An Australian extractive firm has bought a 41,500 rural aggregation in Queensland for a reported A$50 million ($39 million; €31 million).
The acquirer for the Iffley, Deveril and Twenty Mile properties was not disclosed but it is understood to be Pembroke Resources, a Sydney-based group backed by private equity house Denham Capital. The assets already belonged to a heavyweight of the industry: US coal miner Peabody Energy.
“Marking the first major agricultural transaction of 2018, the sale of these well-known Central Queensland properties is a strong indication that the state’s mining sector is picking up,” said CBRE’s Chris Holgar, who ran the 12-month sale alongside Geoff Warriner.
“The properties were purchased for mining purposes,” he added, but the fact that Pembroke trumped offers from both domestic and foreign bidders demonstrated investors’ interest for “high-quality agricultural assets.”
Peabody, which had purchased the three farms about a decade ago from the Acton Cattle Company, then found it difficult to develop coal deposits on the land after energy prices collapsed. The company was thought to be aiming for A$60 million in proceeds from the sale.
The news comes just a week after one of Australia’s most eagerly awaited ag auctions reached its conclusion. Gundaline Station, a 15,000-hectare property owned by Blue Sky Alternative Investments, Dutch pension ABP and Singapore’s Duxton – via local asset manager Southern Agricultural resources – was put on the block last October.
Blue Sky announced the sale via a filing with the Australian stock exchange last week, days after coming under heavy fire by Californian short-seller Glaucus for “wildly exaggerating” asset values.

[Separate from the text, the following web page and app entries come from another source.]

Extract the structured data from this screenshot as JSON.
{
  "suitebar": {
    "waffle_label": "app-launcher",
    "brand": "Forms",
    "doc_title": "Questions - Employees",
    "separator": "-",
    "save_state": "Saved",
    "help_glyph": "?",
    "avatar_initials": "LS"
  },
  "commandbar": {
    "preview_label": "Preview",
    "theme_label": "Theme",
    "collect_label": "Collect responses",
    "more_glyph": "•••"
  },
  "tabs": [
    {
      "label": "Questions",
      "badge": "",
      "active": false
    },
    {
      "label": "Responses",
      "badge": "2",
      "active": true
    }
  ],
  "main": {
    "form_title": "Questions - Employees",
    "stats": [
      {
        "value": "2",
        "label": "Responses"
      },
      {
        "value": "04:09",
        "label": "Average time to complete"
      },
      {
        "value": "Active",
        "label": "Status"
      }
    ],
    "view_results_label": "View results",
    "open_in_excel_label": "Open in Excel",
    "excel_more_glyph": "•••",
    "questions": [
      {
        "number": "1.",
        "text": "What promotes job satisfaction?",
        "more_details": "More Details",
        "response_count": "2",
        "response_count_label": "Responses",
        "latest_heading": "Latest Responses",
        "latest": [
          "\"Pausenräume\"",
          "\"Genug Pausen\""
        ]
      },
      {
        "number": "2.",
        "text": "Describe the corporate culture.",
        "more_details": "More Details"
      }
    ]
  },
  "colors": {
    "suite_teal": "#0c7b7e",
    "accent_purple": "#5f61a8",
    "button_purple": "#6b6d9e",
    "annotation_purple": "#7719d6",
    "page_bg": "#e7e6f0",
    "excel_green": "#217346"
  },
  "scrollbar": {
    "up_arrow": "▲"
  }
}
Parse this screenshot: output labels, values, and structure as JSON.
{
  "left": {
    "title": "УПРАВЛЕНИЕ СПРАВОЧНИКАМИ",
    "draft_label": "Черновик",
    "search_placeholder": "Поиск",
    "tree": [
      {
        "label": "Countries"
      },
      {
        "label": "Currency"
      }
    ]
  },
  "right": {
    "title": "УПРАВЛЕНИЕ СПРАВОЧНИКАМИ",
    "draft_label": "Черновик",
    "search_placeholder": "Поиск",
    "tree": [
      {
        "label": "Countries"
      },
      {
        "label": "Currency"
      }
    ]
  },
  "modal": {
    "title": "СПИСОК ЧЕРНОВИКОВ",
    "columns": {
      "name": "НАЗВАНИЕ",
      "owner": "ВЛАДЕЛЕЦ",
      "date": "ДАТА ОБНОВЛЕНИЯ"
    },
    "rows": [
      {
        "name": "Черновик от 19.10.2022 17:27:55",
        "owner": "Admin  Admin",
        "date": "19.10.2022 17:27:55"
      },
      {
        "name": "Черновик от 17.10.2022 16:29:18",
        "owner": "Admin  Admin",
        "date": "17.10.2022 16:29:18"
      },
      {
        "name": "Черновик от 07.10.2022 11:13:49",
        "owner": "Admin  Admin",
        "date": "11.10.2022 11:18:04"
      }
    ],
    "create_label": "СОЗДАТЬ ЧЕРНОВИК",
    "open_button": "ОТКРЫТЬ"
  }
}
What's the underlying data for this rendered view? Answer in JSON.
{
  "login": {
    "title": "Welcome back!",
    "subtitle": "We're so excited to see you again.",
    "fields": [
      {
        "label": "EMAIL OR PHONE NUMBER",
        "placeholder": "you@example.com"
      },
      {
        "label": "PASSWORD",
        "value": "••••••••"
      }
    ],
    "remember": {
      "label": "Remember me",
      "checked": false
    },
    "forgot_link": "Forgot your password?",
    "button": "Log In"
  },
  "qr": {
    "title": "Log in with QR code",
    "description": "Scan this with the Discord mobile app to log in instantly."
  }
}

The asset’s new owners were not disclosed but it has since emerged that these comprise Optifarm, a Dutch group backed by high-net-worth investors. Gundaline, one of the largest cotton farms in New South Wales’ Murrumbidgee Valley, is endowed with 16,000 megalitres of groundwater and around 17,000 megalitres of on-farm water storage.
The sellers were hoping to reap more than A$65 million from the sale, a target they reportedly met. CBRE, Peabody and Pembroke had not responded to requests for comment at the time of publication. Optifarm could not be reached for comment.